Called “joeys”, baby koalas develop in their mother’s pouch for about six months. After this time, they’ll ride on their mum’s back for another six months, only using the pouch to feed and sleep.
Koalas can be found in southeastern and eastern Australia
While koalas are a national symbol of Australia’s unique wildlife, they can only be found in the wild on the southeast and eastern sides of Australia, along the coastlines of Queensland, New South Wales, South Australia and Victoria. They live high up in eucalyptus trees of native bushlands and forests, usually perched between the forks of the tree’s branches.
They have a very supportive butt
Living in trees and being wedged between rough branches requires a lot of support. Luckily, the koala has strong cartilage at the end of their curved spine, allowing them to make eucalyptus trees a comfortable home.
They are fussy eaters
Koalas survive on a diet of eucalyptus leaves and can eat up to a kilogram a day. Pretty impressive, considering eucalyptus is poisonous to most animals. Their special fibre-digesting organ, called a caecum, helps to detoxify the chemicals in the leaves. However, they can be quite picky eaters, eating less than 50 of more than 700 eucalypt species.
Even then, they’ll often choose leaves at the top of the tallest trees that contain more liquid and nutrients – only the best for Australia’s koalas.
‘Koala’ is thought to mean ‘no drink’ in a local indigenous language
It was thought that koalas didn’t need to drink because of the moisture they get from munching on juicy eucalyptus leaves all day. However, they do drink from various water sources when needed, especially during heatwaves, times of drought and fire.
Koalas can sleep up to 18 hours a day
Despite the rumours, koalas don’t “get high” or “drugged out” on eucalyptus leaves. It’s because the leaves are so low in nutrients that koalas need more sleep than most animals. It basically helps them conserve energy.
Koala chlamydia is a serious disease
But it’s not the same strain of chlamydia that affects humans. Many koala populations are vulnerable to chlamydia, and it usually manifests when they’re in stressful situations. The disease can cause blindness and reproductive tract infections.
Koalas are losing their homes to excessive tree clearing
Many koala populations are faced with nowhere to go when their forest habitat is destroyed by deforestation. Tree clearing has tripled in NSW, leaving important koala habitats incredibly fragmented or completely lost.
With their trees gone, koalas are spending more time on the ground in search of food and shelter.

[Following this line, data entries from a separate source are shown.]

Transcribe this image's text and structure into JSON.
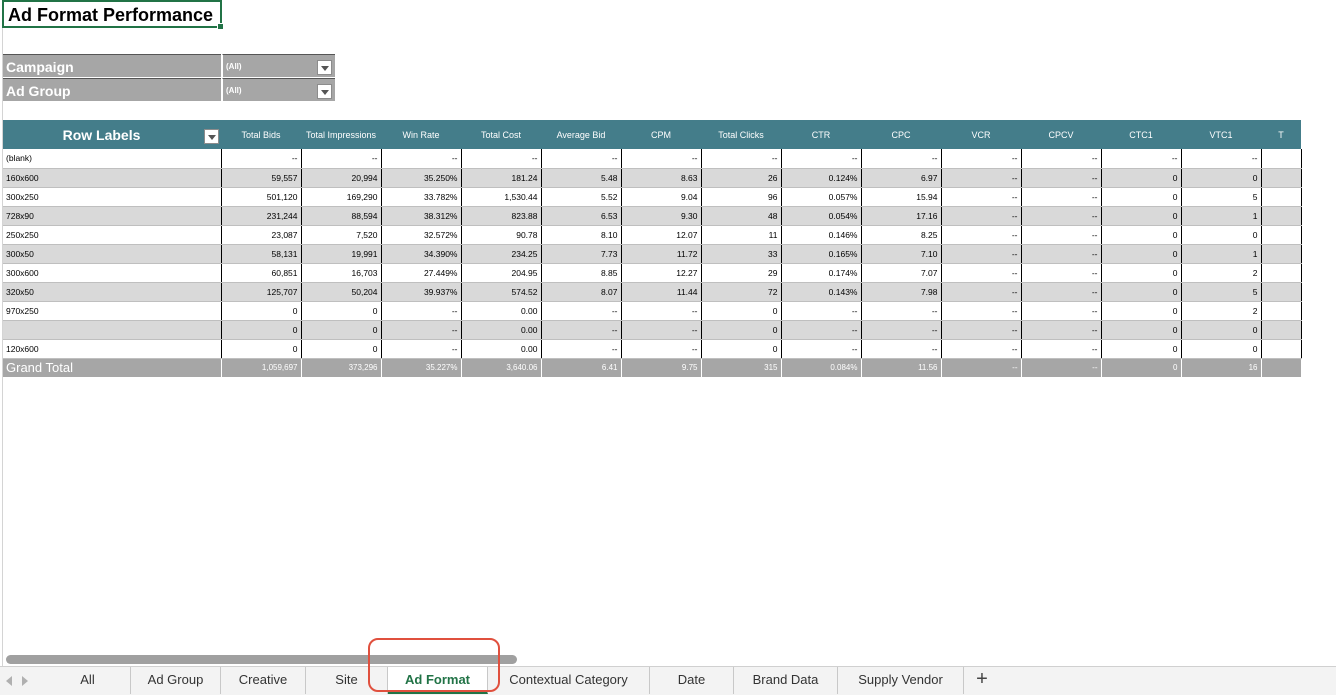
{
  "title": "Ad Format Performance",
  "filters": [
    {
      "label": "Campaign",
      "value": "(All)"
    },
    {
      "label": "Ad Group",
      "value": "(All)"
    }
  ],
  "pivot": {
    "row_label_header": "Row Labels",
    "columns": [
      "Total Bids",
      "Total Impressions",
      "Win Rate",
      "Total Cost",
      "Average Bid",
      "CPM",
      "Total Clicks",
      "CTR",
      "CPC",
      "VCR",
      "CPCV",
      "CTC1",
      "VTC1",
      "T"
    ],
    "rows": [
      {
        "label": "(blank)",
        "values": [
          "--",
          "--",
          "--",
          "--",
          "--",
          "--",
          "--",
          "--",
          "--",
          "--",
          "--",
          "--",
          "--"
        ]
      },
      {
        "label": "160x600",
        "values": [
          "59,557",
          "20,994",
          "35.250%",
          "181.24",
          "5.48",
          "8.63",
          "26",
          "0.124%",
          "6.97",
          "--",
          "--",
          "0",
          "0"
        ]
      },
      {
        "label": "300x250",
        "values": [
          "501,120",
          "169,290",
          "33.782%",
          "1,530.44",
          "5.52",
          "9.04",
          "96",
          "0.057%",
          "15.94",
          "--",
          "--",
          "0",
          "5"
        ]
      },
      {
        "label": "728x90",
        "values": [
          "231,244",
          "88,594",
          "38.312%",
          "823.88",
          "6.53",
          "9.30",
          "48",
          "0.054%",
          "17.16",
          "--",
          "--",
          "0",
          "1"
        ]
      },
      {
        "label": "250x250",
        "values": [
          "23,087",
          "7,520",
          "32.572%",
          "90.78",
          "8.10",
          "12.07",
          "11",
          "0.146%",
          "8.25",
          "--",
          "--",
          "0",
          "0"
        ]
      },
      {
        "label": "300x50",
        "values": [
          "58,131",
          "19,991",
          "34.390%",
          "234.25",
          "7.73",
          "11.72",
          "33",
          "0.165%",
          "7.10",
          "--",
          "--",
          "0",
          "1"
        ]
      },
      {
        "label": "300x600",
        "values": [
          "60,851",
          "16,703",
          "27.449%",
          "204.95",
          "8.85",
          "12.27",
          "29",
          "0.174%",
          "7.07",
          "--",
          "--",
          "0",
          "2"
        ]
      },
      {
        "label": "320x50",
        "values": [
          "125,707",
          "50,204",
          "39.937%",
          "574.52",
          "8.07",
          "11.44",
          "72",
          "0.143%",
          "7.98",
          "--",
          "--",
          "0",
          "5"
        ]
      },
      {
        "label": "970x250",
        "values": [
          "0",
          "0",
          "--",
          "0.00",
          "--",
          "--",
          "0",
          "--",
          "--",
          "--",
          "--",
          "0",
          "2"
        ]
      },
      {
        "label": "",
        "values": [
          "0",
          "0",
          "--",
          "0.00",
          "--",
          "--",
          "0",
          "--",
          "--",
          "--",
          "--",
          "0",
          "0"
        ]
      },
      {
        "label": "120x600",
        "values": [
          "0",
          "0",
          "--",
          "0.00",
          "--",
          "--",
          "0",
          "--",
          "--",
          "--",
          "--",
          "0",
          "0"
        ]
      }
    ],
    "grand_total": {
      "label": "Grand Total",
      "values": [
        "1,059,697",
        "373,296",
        "35.227%",
        "3,640.06",
        "6.41",
        "9.75",
        "315",
        "0.084%",
        "11.56",
        "--",
        "--",
        "0",
        "16"
      ]
    }
  },
  "tabs": [
    {
      "label": "All",
      "active": false
    },
    {
      "label": "Ad Group",
      "active": false
    },
    {
      "label": "Creative",
      "active": false
    },
    {
      "label": "Site",
      "active": false
    },
    {
      "label": "Ad Format",
      "active": true
    },
    {
      "label": "Contextual Category",
      "active": false
    },
    {
      "label": "Date",
      "active": false
    },
    {
      "label": "Brand Data",
      "active": false
    },
    {
      "label": "Supply Vendor",
      "active": false
    }
  ],
  "add_tab_symbol": "+",
  "colors": {
    "header_teal": "#447d8a",
    "filter_gray": "#a6a6a6",
    "band_gray": "#d9d9d9",
    "excel_green": "#217346",
    "highlight_red": "#e0503e"
  }
}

Sadly, this is when they’re most vulnerable to being hit by vehicles, attacked by dogs or falling ill to stress-induced diseases like chlamydia.